The previously recognized requirement for jury consensus in federal courtrooms equally applies to state courts in accordance to the 14th amendment.
Because of this decision, Evangelista Ramos of New Orleans, who was serving a life sentence after receiving a murder conviction in a 10-2 verdict. This decision will immediately affect numerous criminal convictions and hundreds of felony prosecutions in Louisiana and Oregon. The aforementioned states are the only ones in the country to establish non-unanimous jury verdicts — in 1898 and 1934, respectively.
Louisianans voted in 2018 to repeal the practice, resoundingly approving an amendment to the state constitution requiring unanimous verdicts for future cases.
Thanks to this ruling, as many 100 Louisiana inmates, such as Ramos, will have new trials. Said inmates were convicted by split juries and have not used up all their appeals, according to accounts from defense advocates. This means that all verdicts must be unanimous moving forward. The 2019 amendment only applied to trials dealing with crimes that took place after January 1, 2019.
In the majority opinion, Gorsuch — arguably Trump’s best Supreme Court nominee — stated the following:
“Wherever we might look to determine what the term ‘trial by an impartial jury trial’ meant at the time of the Sixth Amendment’s adoption — whether it’s the common law, state practices in the founding era, or opinions and treatises written soon afterward — the answer is unmistakable.

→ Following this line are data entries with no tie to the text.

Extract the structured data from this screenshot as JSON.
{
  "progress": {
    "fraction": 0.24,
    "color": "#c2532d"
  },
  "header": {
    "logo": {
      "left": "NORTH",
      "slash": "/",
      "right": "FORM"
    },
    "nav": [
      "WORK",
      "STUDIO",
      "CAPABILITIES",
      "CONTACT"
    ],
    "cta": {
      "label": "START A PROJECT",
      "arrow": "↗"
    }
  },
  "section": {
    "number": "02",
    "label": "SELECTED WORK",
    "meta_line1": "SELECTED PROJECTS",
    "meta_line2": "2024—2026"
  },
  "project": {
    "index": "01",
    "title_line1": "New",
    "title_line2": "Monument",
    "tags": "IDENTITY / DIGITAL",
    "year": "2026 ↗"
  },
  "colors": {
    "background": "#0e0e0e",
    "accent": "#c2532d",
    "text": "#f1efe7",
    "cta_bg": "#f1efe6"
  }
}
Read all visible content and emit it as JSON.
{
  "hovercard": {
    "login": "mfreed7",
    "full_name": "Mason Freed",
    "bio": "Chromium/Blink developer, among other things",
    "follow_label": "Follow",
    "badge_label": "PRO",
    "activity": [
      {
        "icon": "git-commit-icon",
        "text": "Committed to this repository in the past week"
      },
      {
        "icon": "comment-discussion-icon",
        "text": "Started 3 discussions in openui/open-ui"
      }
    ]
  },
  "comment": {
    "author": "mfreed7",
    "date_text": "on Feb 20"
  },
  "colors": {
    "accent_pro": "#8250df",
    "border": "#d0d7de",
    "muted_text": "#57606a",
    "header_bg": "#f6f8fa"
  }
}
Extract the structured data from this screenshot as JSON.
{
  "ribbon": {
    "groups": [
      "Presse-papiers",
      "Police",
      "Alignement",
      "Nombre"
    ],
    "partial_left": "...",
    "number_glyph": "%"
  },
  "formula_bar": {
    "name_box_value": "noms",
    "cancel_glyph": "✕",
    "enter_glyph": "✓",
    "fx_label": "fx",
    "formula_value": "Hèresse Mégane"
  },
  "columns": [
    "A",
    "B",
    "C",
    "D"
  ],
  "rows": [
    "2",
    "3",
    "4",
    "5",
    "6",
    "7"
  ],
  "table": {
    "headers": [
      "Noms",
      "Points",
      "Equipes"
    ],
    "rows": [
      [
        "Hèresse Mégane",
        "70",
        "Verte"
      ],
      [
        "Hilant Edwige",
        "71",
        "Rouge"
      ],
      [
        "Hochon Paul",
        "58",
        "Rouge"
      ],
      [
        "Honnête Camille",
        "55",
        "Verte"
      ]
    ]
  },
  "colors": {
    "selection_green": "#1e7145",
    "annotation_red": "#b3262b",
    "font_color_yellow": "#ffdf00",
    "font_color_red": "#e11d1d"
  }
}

A jury must reach a unanimous verdict in order to convict.”
With a conservative Supreme Court, America can expect future judicial decisions that promote the rule of law and keep judicial activism at bay.